West Coast orca 'Class of 2015' a sign of hope for endangered species
Killer whale population faces many obstacles to recovery, but 2015's 'baby boom' calves doing well
One year after a "baby boom" of endangered southern resident orca whales on the West Coast gave conservationists and whale watchers hope for the population's future, most of the "Class of 2015" calves are doing great.
The southern resident killer whale population lives in three different pods in the Salish Sea off the south coast of B.C. and the north coast of Washington state. By December 2014, their dwindling population was down to 77.
'Boom, we have a baby!
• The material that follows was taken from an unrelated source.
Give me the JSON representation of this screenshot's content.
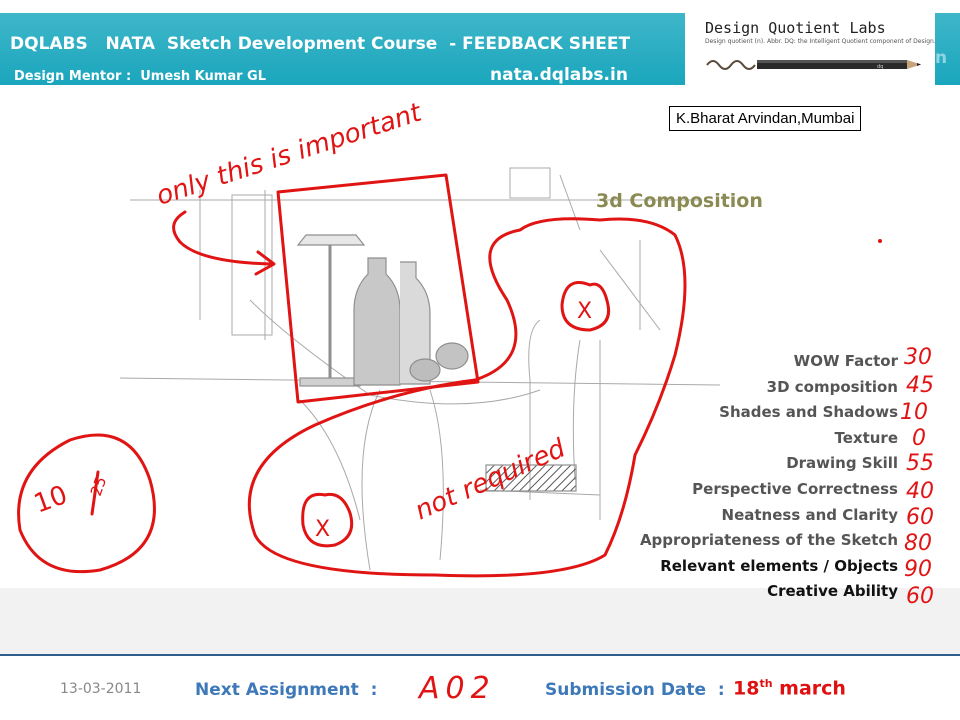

A New Year's baby'
Then came J-50 — a female calf first spotted on Dec. 30, 2015 , in Puget Sound, Wash. "Boom, we have a baby! A New Year's baby!" says Michael Harris of the Pacific Whale Watch Association (PWWA), which represents 36 whale watching and ecotourism businesses.
"The way this whale was born was extraordinary," Harris says, referring to the fact that researchers believe J-50 was "midwifed" by members of its mother's pod.
"We know that because immediately we saw rake marks from teeth on J-50," he said, "and orcas don't have surgical gloves."
Then there was a baby boom.
Within one year, there were 10 known births in the population.
While two have since died, the other eight are thriving, and that's "remarkable" for a species that only has a 50 per cent survival rate within its first year of life, Harris says.
The PWWA calls them "the Class of 2015."
The 1st of the new whales is a real crowd pleaser.
The first baby continues to be the most energetic of the bunch, Harris says.
"We hate to put these human value sets on wild animals, but holy smokes," he said. "J-50 came into this world and would just not stop breaching, would just not stop leaping into the air and belly flopping all over the place. And we all looked and said, 'Gosh, we're not supposed to to this, but isn't that a happy orca?'"
The calves and their mothers are thriving.
The calves should be weaning from their mothers right about now, but they won't stray far, says Harris. Orcas often remain in the same pod as their moms their whole lives.
But orcas are still in trouble.
It's important to remember the population — which now sits at 82 — isn't out of trouble yet, especially if the region's salmon population continues to decline.
"We've got fish issues, we've got tough times ahead, but for now we are just wrapping our big arms around these baby orcas and trying to fill ourselves with some hope," Harris said. "Firefighters don't rush to a building that's already burned down. We want people to understand that there is hope. This population can recover."